In a manner of speaking : how reported speech may have shaped grammar

Show full item record



Permalink

http://hdl.handle.net/10138/334315

Citation

Spronck , S & Casartelli , D E 2021 , ' In a manner of speaking : how reported speech may have shaped grammar ' , Frontiers in Communication - Language Sciences , vol. 6 , 624486 . https://doi.org/10.3389/fcomm.2021.624486

Title: In a manner of speaking : how reported speech may have shaped grammar
Author: Spronck, Stef; Casartelli, Daniela Elisabetta
Contributor: University of Helsinki, General Linguistics
University of Helsinki, General Linguistics
Date: 2021
Language: eng
Belongs to series: Frontiers in Communication - Language Sciences
URI: http://hdl.handle.net/10138/334315
Abstract: Reported speech constructions in the languages of the world have a remarkable quality in that they often tend to reflect a wide range of functions beyond representing locutions. Functions typically include meanings that are conceptually close to reported speech, such as THINK or WANT , but also interpretations that do not appear to have an obvious conceptual relation with talking, such as CAUSE or BEGIN TO . Reported speech may therefore reflect both concepts of communication and inner worlds and meaning reminiscent of ‘core grammar’, such as evidentiality, modality, aspect, (relational) tense and clause linking. In this paper we present a broad typological survey of the extended functions attested with reported speech, demonstrating that they are both wide-ranging and remarkably regular. Also, we show that the meaning extensions are not restricted to expressions of quotation in a strict sense (i.e. direct speech), but more often occur in other types of reported speech, including indirect speech and reportative evidentials. We propose that the specific meaning extensions are associated with several distinct structural features, which both lends insight into the nature of the traditional categories of reported speech and the relation between perspective taking constructions and the respective functions. Based on these observations the article develops the radical hypothesis that perspective-taking is not just a peripheral function of language, but that it has fundamentally shaped grammar at its most basic level: we propose that the fact that extended reported speech resembles core grammatical meanings is not only because in some language reported speech constructions act as a diachronic source for these categories, but also that reported speech provides a fundamental semantic model for understanding them. The proposal has implications for the description of reported speech/quotation as a class of syntactic structures, as well as for the grammatical analysis of the categories involved and, more speculatively, for the evolution of language.
Subject: 6121 Languages
Rights:

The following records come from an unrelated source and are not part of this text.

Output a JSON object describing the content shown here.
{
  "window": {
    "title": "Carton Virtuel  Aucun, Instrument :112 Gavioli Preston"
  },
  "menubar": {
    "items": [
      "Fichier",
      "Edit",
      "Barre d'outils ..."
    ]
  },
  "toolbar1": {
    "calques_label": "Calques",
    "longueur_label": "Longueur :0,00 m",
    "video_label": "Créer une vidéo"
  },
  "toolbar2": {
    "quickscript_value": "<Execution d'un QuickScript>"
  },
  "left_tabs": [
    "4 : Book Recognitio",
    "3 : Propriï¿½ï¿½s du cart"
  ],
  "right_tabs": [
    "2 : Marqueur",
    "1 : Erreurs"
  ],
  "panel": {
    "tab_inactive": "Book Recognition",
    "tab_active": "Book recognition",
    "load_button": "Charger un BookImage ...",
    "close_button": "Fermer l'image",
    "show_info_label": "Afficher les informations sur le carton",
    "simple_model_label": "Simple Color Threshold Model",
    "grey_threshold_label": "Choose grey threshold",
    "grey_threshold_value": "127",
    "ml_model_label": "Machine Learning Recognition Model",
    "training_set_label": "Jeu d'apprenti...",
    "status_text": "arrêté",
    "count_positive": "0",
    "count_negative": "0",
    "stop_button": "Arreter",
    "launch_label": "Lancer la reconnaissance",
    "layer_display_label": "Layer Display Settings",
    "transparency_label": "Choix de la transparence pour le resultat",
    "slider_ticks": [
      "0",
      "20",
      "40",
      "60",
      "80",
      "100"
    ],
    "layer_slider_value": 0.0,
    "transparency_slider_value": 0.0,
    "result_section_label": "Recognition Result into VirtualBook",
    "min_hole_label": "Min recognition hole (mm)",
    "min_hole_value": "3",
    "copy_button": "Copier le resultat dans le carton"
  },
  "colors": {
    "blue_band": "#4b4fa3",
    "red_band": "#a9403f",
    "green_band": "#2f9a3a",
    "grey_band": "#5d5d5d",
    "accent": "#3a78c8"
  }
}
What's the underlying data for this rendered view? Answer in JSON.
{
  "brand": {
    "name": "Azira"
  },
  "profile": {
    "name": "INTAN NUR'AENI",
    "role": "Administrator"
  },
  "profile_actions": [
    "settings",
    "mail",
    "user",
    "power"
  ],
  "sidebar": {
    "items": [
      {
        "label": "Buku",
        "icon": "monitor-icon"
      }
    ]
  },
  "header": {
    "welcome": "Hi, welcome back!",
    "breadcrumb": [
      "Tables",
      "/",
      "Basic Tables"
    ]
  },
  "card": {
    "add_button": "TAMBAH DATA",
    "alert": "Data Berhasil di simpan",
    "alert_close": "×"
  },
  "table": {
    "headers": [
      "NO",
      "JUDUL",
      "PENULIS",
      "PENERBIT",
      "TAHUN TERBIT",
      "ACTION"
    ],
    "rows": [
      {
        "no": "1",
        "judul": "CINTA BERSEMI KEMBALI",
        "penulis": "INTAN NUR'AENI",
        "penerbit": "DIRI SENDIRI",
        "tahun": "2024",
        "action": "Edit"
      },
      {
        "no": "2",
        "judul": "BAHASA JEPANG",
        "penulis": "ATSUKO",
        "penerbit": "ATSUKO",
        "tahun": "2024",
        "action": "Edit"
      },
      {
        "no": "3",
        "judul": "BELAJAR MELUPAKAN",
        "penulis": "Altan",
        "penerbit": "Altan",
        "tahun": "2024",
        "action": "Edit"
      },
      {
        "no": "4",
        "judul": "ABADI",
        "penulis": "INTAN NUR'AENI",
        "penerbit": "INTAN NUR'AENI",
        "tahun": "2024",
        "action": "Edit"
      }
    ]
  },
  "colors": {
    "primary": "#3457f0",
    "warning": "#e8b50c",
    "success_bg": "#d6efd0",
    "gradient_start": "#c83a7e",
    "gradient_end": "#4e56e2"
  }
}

Files in this item

Total number of downloads: Loading...

Files Size Format View
fcomm_06_624486.pdf 4.261Mb PDF View/Open

This item appears in the following Collection(s)

Show full item record